Vygot’sky developed his theory of the culture-making process in the 1930s and early 1940s. He sought to provide a comprehensive explanation for how a society goes from being in an initial stage (the presocial) to developing into a complex social system that is capable of sustaining its own dynamics.
This was at a time when the focus in Soviet social science, following the work of Lev Vygotsky and Alexander Luria, was on the development of brain and mind.
Vygot’sky’s theory requires some background knowledge. In order to understand how Vygot’sky’s theory works, it is necessary to know that every human society has traditions. Everyone in a society practices those traditions and knows them intimately.
They become deeply rooted in the mind and actions of members of that society: they are internalized as habits, emotional preferences, and skill-sets which are available for people to use at any time. Societies have values which guide the practice of tradition in specific circumstances.

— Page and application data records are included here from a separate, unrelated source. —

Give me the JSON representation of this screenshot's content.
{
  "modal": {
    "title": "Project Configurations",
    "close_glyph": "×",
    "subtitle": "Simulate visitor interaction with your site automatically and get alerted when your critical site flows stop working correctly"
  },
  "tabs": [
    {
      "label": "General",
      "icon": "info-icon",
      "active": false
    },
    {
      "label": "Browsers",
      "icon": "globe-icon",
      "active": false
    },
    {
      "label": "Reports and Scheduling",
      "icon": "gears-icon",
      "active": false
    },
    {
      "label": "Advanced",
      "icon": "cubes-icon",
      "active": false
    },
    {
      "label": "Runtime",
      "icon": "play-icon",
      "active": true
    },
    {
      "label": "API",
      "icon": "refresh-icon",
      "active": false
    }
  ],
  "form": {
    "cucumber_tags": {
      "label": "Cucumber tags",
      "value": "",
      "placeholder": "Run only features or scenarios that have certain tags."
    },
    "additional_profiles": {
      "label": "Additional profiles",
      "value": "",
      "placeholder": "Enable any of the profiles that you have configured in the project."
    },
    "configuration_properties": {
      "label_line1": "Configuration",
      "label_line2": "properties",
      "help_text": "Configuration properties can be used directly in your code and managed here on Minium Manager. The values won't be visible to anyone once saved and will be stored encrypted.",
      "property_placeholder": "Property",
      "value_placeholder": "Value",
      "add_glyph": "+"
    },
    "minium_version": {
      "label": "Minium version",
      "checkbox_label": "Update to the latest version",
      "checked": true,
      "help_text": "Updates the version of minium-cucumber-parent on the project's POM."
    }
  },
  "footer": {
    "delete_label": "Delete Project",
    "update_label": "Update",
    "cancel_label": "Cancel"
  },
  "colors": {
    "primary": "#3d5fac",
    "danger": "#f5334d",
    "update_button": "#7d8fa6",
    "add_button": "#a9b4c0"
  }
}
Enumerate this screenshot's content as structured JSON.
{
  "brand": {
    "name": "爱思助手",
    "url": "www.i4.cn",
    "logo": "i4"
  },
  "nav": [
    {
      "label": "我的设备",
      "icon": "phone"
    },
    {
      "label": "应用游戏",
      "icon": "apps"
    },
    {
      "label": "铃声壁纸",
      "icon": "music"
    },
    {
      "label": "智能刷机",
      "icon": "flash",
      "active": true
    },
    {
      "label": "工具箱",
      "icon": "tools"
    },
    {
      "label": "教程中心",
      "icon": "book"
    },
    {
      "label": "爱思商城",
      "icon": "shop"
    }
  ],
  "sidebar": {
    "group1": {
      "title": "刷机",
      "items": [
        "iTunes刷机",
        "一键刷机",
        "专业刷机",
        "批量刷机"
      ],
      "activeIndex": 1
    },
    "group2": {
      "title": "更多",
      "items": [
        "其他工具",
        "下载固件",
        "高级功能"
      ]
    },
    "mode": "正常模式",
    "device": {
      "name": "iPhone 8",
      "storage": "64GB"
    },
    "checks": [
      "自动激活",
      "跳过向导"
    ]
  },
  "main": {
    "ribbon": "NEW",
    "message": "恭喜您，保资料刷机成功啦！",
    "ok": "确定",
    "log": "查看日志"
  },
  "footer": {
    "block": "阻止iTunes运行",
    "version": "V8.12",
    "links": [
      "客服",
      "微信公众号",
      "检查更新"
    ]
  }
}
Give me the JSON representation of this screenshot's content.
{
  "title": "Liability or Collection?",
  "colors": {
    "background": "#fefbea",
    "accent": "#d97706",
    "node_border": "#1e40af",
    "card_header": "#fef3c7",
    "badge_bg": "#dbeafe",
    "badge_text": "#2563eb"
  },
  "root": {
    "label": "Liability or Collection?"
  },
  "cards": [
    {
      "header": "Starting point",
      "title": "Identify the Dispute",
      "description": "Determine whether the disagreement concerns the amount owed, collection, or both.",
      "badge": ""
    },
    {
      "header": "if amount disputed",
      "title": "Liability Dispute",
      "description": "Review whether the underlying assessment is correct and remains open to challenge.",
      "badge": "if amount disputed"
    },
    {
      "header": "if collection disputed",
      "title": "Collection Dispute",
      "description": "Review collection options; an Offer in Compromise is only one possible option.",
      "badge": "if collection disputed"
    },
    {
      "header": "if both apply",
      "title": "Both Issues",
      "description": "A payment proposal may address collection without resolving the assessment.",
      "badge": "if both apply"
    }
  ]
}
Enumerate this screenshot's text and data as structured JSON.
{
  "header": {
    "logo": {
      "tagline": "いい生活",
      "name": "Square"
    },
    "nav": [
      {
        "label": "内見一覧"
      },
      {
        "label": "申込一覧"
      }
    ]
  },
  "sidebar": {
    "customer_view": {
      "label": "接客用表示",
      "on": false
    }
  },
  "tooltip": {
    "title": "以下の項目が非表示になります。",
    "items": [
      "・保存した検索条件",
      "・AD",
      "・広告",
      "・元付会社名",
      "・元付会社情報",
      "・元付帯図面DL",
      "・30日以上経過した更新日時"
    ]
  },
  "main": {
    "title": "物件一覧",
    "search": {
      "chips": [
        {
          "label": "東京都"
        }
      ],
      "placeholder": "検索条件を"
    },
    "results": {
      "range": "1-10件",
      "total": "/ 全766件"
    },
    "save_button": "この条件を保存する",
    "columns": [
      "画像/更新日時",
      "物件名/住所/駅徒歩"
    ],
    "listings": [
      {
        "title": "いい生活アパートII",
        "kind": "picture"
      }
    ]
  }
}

The practice of tradition in a society is supported by institutions.
The development of a society occurs through the dialectical synthesis of its internal structures, called ‘functions’, with the influence of an external environment. As people practice their traditions they create new activities which assist them to live more effectively.
The newly created activities can be turned into functions, as long as they are able to solve an existing problem and contribute to the stability and directionality of social life. If a new activity successfully meets those criteria it becomes institutionalized as a function in society. The result of socio-cultural development is the emergence of a new level of society.
For example, consider a group of hunter-gatherers. The people live in camps and move periodically in search of food. They have a function, mobility, which makes it possible to carry out their life activity. They also have a series of activities which include searching for food and eating when it is found; cooking the food; keeping warm at night; communicating with other members of their group; and so forth.